Depending on the viewer program in use, an option may exist for the ”export” of images, while in other cases the option to “save as” may exist, or the DCM images can be saved in another image format that is supported by the viewer program, like for instance BMP, JPG, GIF or TIF. The advantage for you as a patient is that the created file can be much less in size, up to one tenth of the DCM image and will be more acceptable to most computer programs, that is not so with the DCM images. If you have the choice for the size to export, then 150kb – 300kb is what you should select. It would be impossible for the surgeons to receive e-mails from patients with large size images and since many surgeons receive a lot of these, it is best not to lock up their systems with overload. There is still enough detail left in JPG images of 150kb and in some cases if that is not good enough, then the surgeon will let you know what he/she requires.
Creating JPG images from DCM X-Rays
When the CD’s viewer program doesn’t offer any means to ”export to” or
”save as” JPG images then there are several other ways to create your
1.) Both Macs and PCs offer ways to create so-called screendumps, useable for our purpose.
1a.) With the viewer program running and the requested X-Ray image shown screen-filled you can with the key combination ”Shift-Apple-3” (press and hold ’Shift’, then ’Apple’ and finally ’3’) create a useable image, that normally will finish up on the desktop. The same key combination can be repeated for other X-Ray images shown in the viewer. When you even would like to have the option to crop images and cut away some parts then you can use the combination ”Shift-Apple-4”.
1b.) If you intend to do more with DCM images apart from just conversions a program called “OsiriX” used, it can be downloaded from the Internet.
1a.) With the viewer program running and the requested X-Ray image shown screen-filled you can press on the
”PrtSc” (Print Screen) button and a screen image is created
and kept in RAM memory. After opening the little standard program
”Paint” that comes with all Windows based systems, you can now choose
“Edit” from the menu row, followed by “paste” to see the image appear.
Thereafter you will have to save this image by selecting ”Archive” and
”Save as”…there you will have to select in the file format window the
alternative ”JPEG (*.JPG,*.JPEG,*.JPE,*.JFIF)”.
For each new image you’ll have to repeat the procedure from point 1a.
1b.) It is possible to download a powerful little program called ”Irfanview”.
It has the capability to show still images of most digital formats and even some video formats. From the website of this program you can also download plugins, like in our case components for the support of DCM eller DICOM images. With all that installed on the computer you can show and manipulate your DCM images and save them in every possible digital format and size.
Finding the images on the CD
With the computer’s ”Search” function that is found right after
clicking on the ”Start” button in Windows based systems, you can search

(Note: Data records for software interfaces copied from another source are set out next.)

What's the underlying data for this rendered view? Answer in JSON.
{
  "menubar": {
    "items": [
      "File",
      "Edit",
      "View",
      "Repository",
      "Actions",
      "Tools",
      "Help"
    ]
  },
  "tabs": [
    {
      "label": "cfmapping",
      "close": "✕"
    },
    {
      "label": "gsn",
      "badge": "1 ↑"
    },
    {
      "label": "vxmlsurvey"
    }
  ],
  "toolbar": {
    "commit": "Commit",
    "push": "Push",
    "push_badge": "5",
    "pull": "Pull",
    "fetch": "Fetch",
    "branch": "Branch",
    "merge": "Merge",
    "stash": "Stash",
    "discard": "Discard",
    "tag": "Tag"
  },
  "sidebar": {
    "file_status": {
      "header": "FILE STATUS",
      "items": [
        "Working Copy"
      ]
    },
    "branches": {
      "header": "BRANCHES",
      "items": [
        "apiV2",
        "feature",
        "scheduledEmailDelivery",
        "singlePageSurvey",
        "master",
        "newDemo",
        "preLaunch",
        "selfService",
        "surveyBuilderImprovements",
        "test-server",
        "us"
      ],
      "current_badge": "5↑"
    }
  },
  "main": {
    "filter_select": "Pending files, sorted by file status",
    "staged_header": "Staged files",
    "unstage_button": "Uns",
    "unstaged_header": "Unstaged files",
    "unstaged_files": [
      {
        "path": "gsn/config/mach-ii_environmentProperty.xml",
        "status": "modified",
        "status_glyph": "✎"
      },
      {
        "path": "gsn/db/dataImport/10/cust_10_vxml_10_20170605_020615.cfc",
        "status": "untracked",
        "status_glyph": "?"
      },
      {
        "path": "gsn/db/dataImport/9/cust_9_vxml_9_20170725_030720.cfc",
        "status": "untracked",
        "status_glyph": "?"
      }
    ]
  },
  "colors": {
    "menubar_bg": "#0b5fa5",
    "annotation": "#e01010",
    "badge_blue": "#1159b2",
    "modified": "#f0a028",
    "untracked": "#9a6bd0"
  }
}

for the images with the DCM extension. With “Explorer” you can of
course browse around and look for a folder on the CD that holds the DCM
images. Some CD-disks hold the images in a folder named ”DICOM”, this
would be simple but in reality any odd folder name can be used.
The extension DCM can in some cases miss completely behind the file names. So in those cases you are best off looking for some extra large files that most likely are placed in the root directory or main folder of the disk and have file names that contain some data like your name, the date the images were taken, date of birth, social security number etc. Those files will then have to be copied to a place on your hard disk where each of them have to be given their own extension DCM (or dcm). Therafter it will be possible again to open up those files with programs that recognize the DCM format.
There may be some cases where a patient’s diagnosis can not be done from X-Rays alone. If that happens, the surgeons will reply and indicate which specific additional tests and information are required.